True, I can buy a bag of six or maybe 12 perfectly acceptable socks for that price, but that wouldn’t be the same. They wouldn’t have the contrasting stripe that goes up the back and apparently signifies hipness and the ability to be an all-around boss on the court/schoolyard/wherever.
Now, I would never spend almost fifteen bucks on a pair of socks. But my son has been Jonesing for these, and in asking another mom where she found her son’s Elite socks, she shared that her son and daughter fought over these socks. Her son “never takes care of anything,” but his Elites are different. He ”safety pins them together so that they come out of the wash and he can put them right back on.” The daughter guards her Elites the same way.
Boy moms, aren’t you agasp at the thought of your son taking the effort to safety pin a pair of socks? Is anyone else living through a constant sock invasion, finding single socks all over the place: under beds, behind sofa cushions, in the yard? In my experience – despite deliberately buying black or white socks in volume and so they can be matched indiscriminately – socks turn up all over the house. We might be the new sock capital of the world, taking up where Fort Payne left off.
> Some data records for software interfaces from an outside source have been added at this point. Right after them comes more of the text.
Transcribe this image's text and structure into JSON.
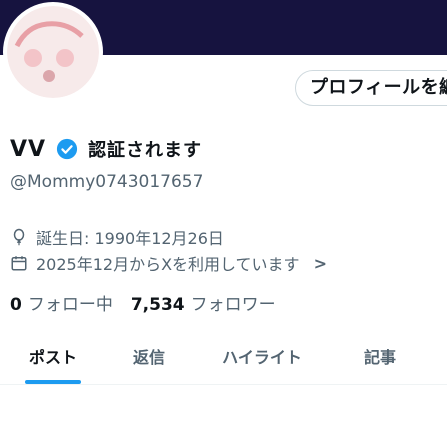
{
  "banner": {
    "color": "#16133f"
  },
  "profile": {
    "avatar_icon": "avatar-image",
    "edit_button_label": "プロフィールを編集",
    "display_name": "VV",
    "verified_label": "認証されます",
    "handle": "@Mommy0743017657",
    "birth_date": "誕生日: 1990年12月26日",
    "joined": "2025年12月からXを利用しています",
    "following_count": "0",
    "following_label": "フォロー中",
    "followers_count": "7,534",
    "followers_label": "フォロワー"
  },
  "tabs": [
    {
      "label": "ポスト"
    },
    {
      "label": "返信"
    },
    {
      "label": "ハイライト"
    },
    {
      "label": "記事"
    }
  ],
  "colors": {
    "accent": "#1d9bf0",
    "secondary_text": "#536471"
  }
}
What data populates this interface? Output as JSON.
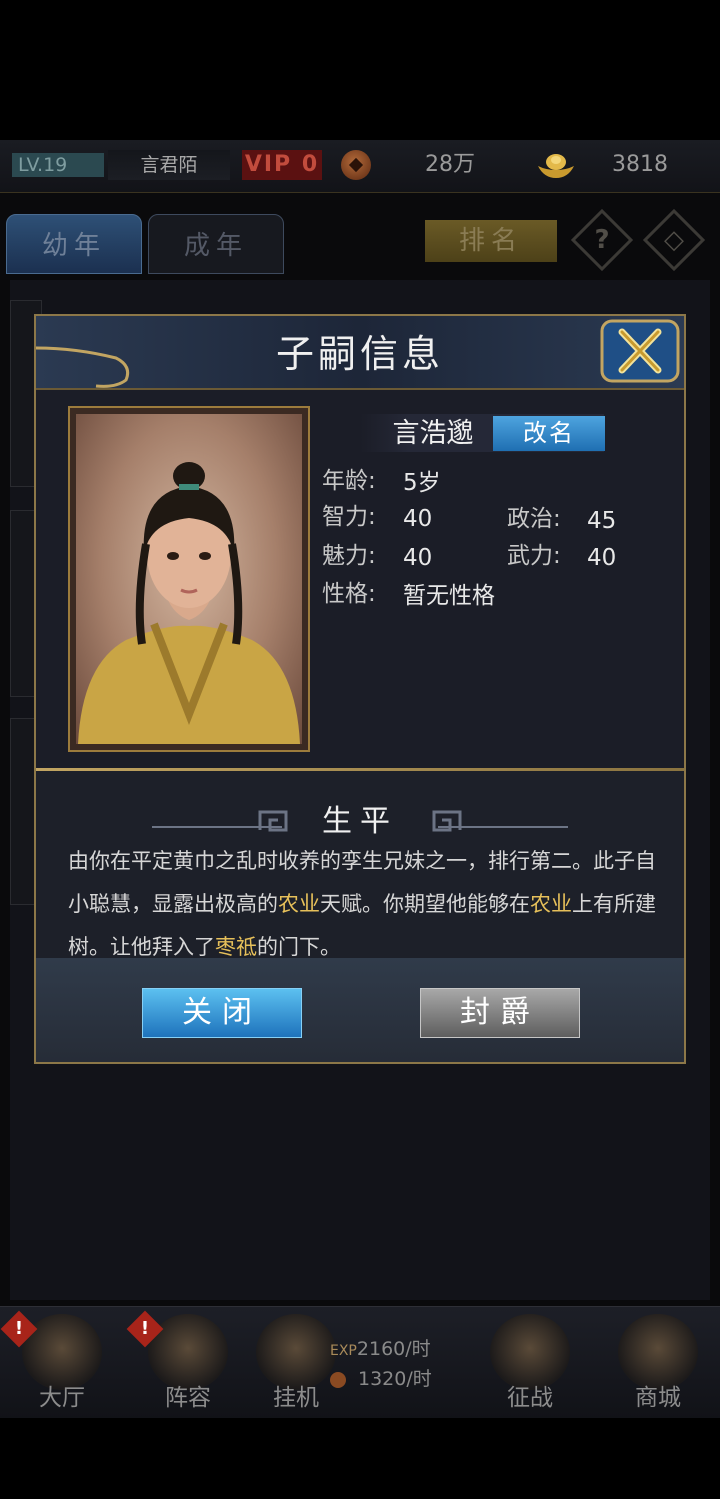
{
  "status": {
    "level": "LV.19",
    "player_name": "言君陌",
    "vip": "VIP 0",
    "coins": "28万",
    "ingots": "3818"
  },
  "tabs": [
    {
      "label": "幼年"
    },
    {
      "label": "成年"
    }
  ],
  "header_buttons": {
    "rank": "排名",
    "help_glyph": "?",
    "diamond_glyph": "◇"
  },
  "modal": {
    "title": "子嗣信息",
    "child_name": "言浩邈",
    "rename_label": "改名",
    "stats": {
      "age_label": "年龄:",
      "age_value": "5岁",
      "int_label": "智力:",
      "int_value": "40",
      "pol_label": "政治:",
      "pol_value": "45",
      "cha_label": "魅力:",
      "cha_value": "40",
      "war_label": "武力:",
      "war_value": "40",
      "trait_label": "性格:",
      "trait_value": "暂无性格"
    },
    "bio": {
      "title": "生平",
      "part1": "由你在平定黄巾之乱时收养的孪生兄妹之一，排行第二。此子自小聪慧，显露出极高的",
      "hl1": "农业",
      "part2": "天赋。你期望他能够在",
      "hl2": "农业",
      "part3": "上有所建树。让他拜入了",
      "hl3": "枣祗",
      "part4": "的门下。"
    },
    "close_label": "关闭",
    "title_label": "封爵"
  },
  "nav": {
    "hall": "大厅",
    "lineup": "阵容",
    "idle": "挂机",
    "exp_rate": "2160/时",
    "exp_tag": "EXP",
    "coin_rate": "1320/时",
    "battle": "征战",
    "shop": "商城",
    "badge": "!"
  },
  "colors": {
    "gold_border": "#8c7748",
    "blue_button": "#1e73bc",
    "highlight": "#e6c05a"
  }
}
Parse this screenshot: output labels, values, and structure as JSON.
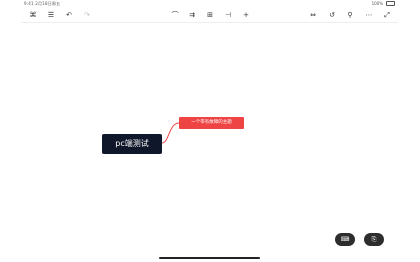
{
  "status": {
    "left_text": "9:41  2月18日周五",
    "right_text": "100%"
  },
  "toolbar": {
    "left": [
      {
        "icon": "layout-icon",
        "glyph": "⌘"
      },
      {
        "icon": "outline-list-icon",
        "glyph": "☰"
      },
      {
        "icon": "undo-icon",
        "glyph": "↶"
      },
      {
        "icon": "redo-icon",
        "glyph": "↷"
      }
    ],
    "center": [
      {
        "icon": "brush-icon",
        "glyph": "⌒"
      },
      {
        "icon": "insert-child-icon",
        "glyph": "⇉"
      },
      {
        "icon": "insert-sibling-icon",
        "glyph": "⊞"
      },
      {
        "icon": "insert-parent-icon",
        "glyph": "⊣"
      },
      {
        "icon": "add-icon",
        "glyph": "+"
      }
    ],
    "right": [
      {
        "icon": "fit-width-icon",
        "glyph": "⇔"
      },
      {
        "icon": "history-icon",
        "glyph": "↺"
      },
      {
        "icon": "pin-icon",
        "glyph": "⚲"
      },
      {
        "icon": "more-icon",
        "glyph": "⋯"
      },
      {
        "icon": "expand-icon",
        "glyph": "⤢"
      }
    ]
  },
  "mindmap": {
    "root_label": "pc端测试",
    "child_label": "一个带有故障的主题",
    "root_color": "#0f172a",
    "child_color": "#ef4444",
    "line_color": "#ef4444"
  },
  "fabs": [
    {
      "icon": "keyboard-icon",
      "glyph": "⌨"
    },
    {
      "icon": "share-icon",
      "glyph": "⎘"
    }
  ]
}
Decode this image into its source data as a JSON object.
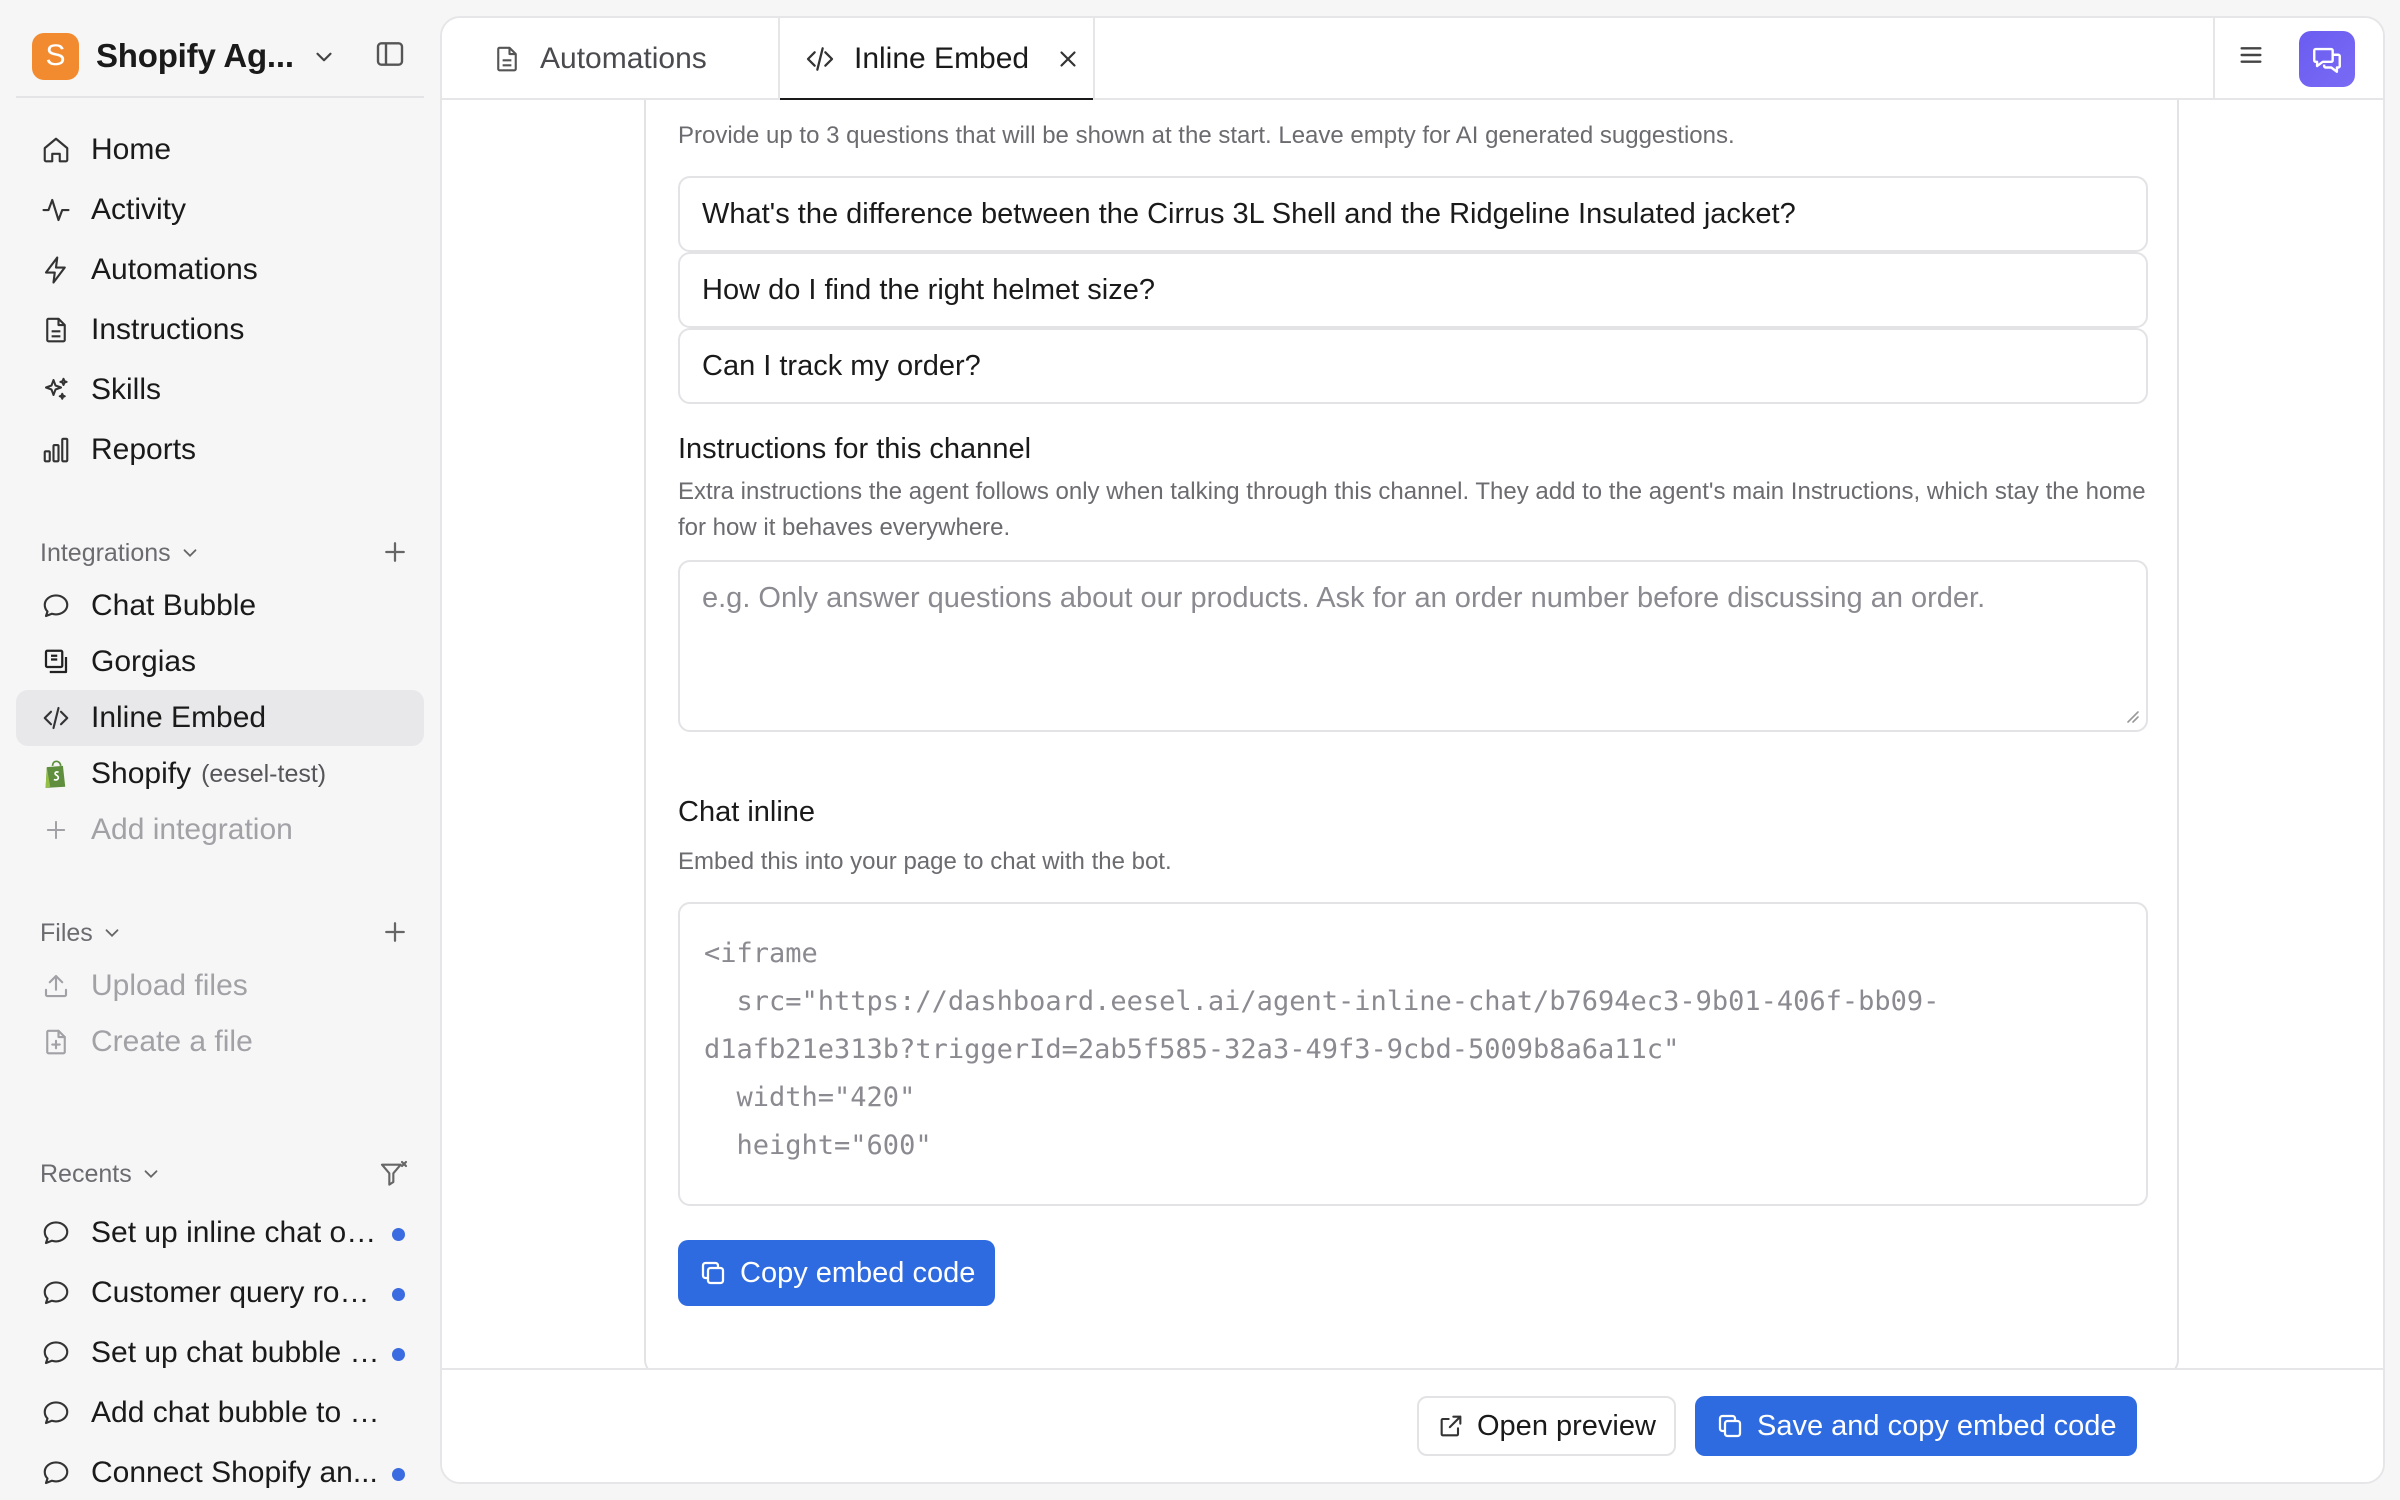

Although Elite socks are stocked at big-box athletic stores, good luck finding basic black or white IN stock. After inquiring and searching, we found them at Foot Locker (Kid’s Foot Locker carries shoes and socks up to size 7 and they also had the Elite socks). Of course, the Elite socks were excepted from the buy-one, get another at 1/2 price sale that was heavily promoted.
As I said, I would never pay $14 for a single pair of athletic socks, but my kid is much freer with his allowance and birthday money. Now the problem isn’t finding the precious Elite socks everywhere, but making sure they get taken off and washed in the first place.